Task item:
Check each line of the data for "team" and select those that have it.

= = = = = = =

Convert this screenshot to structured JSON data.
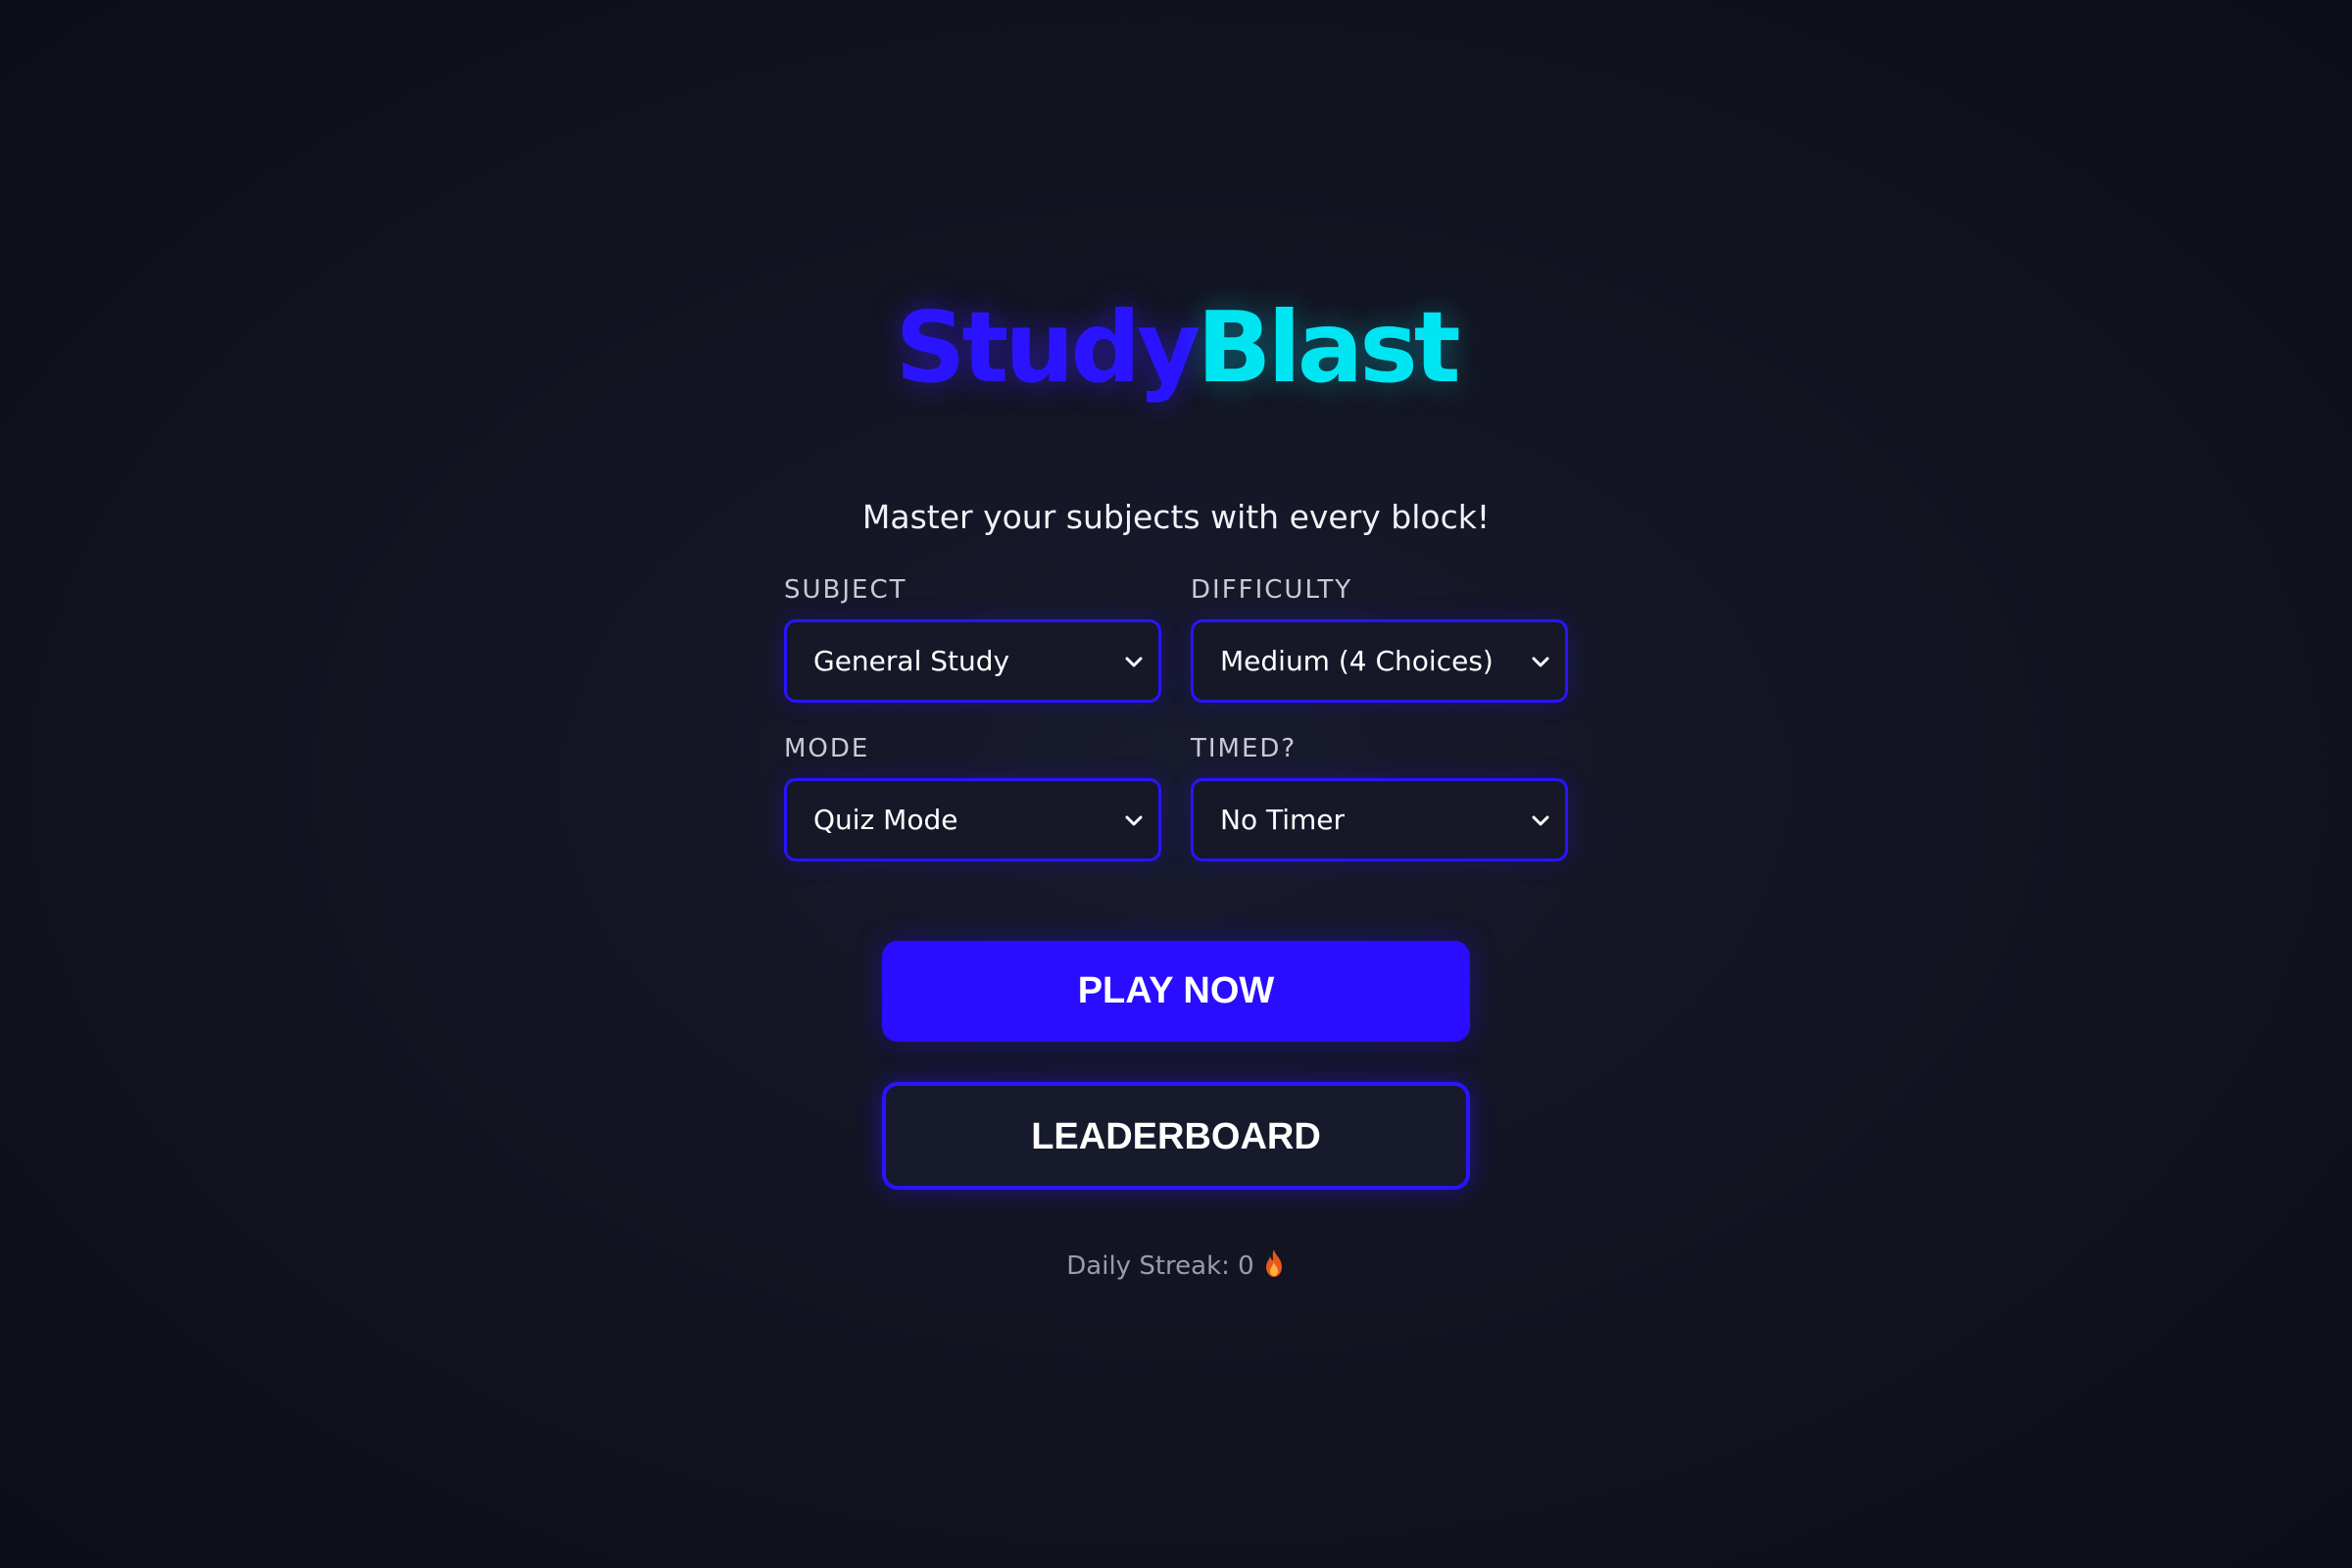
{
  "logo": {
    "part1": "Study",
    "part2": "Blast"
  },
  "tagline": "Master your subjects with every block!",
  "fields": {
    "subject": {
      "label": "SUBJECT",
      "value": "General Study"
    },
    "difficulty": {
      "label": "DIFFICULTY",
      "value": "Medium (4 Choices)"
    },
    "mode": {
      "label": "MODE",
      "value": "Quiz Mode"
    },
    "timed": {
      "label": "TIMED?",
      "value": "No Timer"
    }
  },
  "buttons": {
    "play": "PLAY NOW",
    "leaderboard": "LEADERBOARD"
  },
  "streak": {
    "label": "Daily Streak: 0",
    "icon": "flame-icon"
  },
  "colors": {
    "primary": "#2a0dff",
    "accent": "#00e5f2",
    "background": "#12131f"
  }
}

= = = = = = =

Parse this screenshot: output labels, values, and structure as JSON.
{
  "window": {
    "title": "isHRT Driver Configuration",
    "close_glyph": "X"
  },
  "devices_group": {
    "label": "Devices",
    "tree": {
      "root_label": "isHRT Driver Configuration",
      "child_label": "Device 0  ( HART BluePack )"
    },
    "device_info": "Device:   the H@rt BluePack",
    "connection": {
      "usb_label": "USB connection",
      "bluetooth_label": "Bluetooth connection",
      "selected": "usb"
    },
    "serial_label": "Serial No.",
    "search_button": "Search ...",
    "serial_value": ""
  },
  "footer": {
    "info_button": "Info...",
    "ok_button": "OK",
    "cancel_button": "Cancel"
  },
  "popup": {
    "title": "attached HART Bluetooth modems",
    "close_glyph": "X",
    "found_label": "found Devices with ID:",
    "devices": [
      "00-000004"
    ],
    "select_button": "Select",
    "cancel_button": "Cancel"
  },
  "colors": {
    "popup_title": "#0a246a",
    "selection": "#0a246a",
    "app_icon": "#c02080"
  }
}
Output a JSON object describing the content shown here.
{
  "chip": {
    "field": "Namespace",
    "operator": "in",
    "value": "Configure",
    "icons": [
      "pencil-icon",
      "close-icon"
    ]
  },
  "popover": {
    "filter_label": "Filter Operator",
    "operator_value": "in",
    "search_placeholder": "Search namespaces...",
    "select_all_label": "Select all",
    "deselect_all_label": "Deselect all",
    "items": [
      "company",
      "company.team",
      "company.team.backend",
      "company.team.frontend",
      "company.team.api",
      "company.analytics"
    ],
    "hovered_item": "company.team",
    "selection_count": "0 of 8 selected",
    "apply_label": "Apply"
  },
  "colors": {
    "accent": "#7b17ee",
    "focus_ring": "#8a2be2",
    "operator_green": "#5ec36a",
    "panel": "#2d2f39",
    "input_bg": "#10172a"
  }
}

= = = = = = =

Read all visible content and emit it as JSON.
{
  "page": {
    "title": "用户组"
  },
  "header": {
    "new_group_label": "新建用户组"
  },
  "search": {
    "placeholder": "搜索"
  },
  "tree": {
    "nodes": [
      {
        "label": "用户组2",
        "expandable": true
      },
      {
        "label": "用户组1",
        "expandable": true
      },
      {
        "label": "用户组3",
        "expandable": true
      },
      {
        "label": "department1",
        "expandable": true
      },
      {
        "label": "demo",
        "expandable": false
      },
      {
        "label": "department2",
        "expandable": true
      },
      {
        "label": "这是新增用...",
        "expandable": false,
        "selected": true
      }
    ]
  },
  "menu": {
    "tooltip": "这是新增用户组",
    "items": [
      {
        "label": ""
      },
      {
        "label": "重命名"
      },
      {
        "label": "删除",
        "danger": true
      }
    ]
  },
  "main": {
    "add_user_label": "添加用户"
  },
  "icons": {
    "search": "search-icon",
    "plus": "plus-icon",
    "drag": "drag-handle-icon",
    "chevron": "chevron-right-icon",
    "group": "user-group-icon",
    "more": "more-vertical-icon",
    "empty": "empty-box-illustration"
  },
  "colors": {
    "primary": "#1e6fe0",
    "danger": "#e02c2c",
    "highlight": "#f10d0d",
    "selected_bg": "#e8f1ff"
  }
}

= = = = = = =

Solved problem:
      "company.team",
      "company.team.backend",
      "company.team.frontend",
      "company.team.api",
    "hovered_item": "company.team",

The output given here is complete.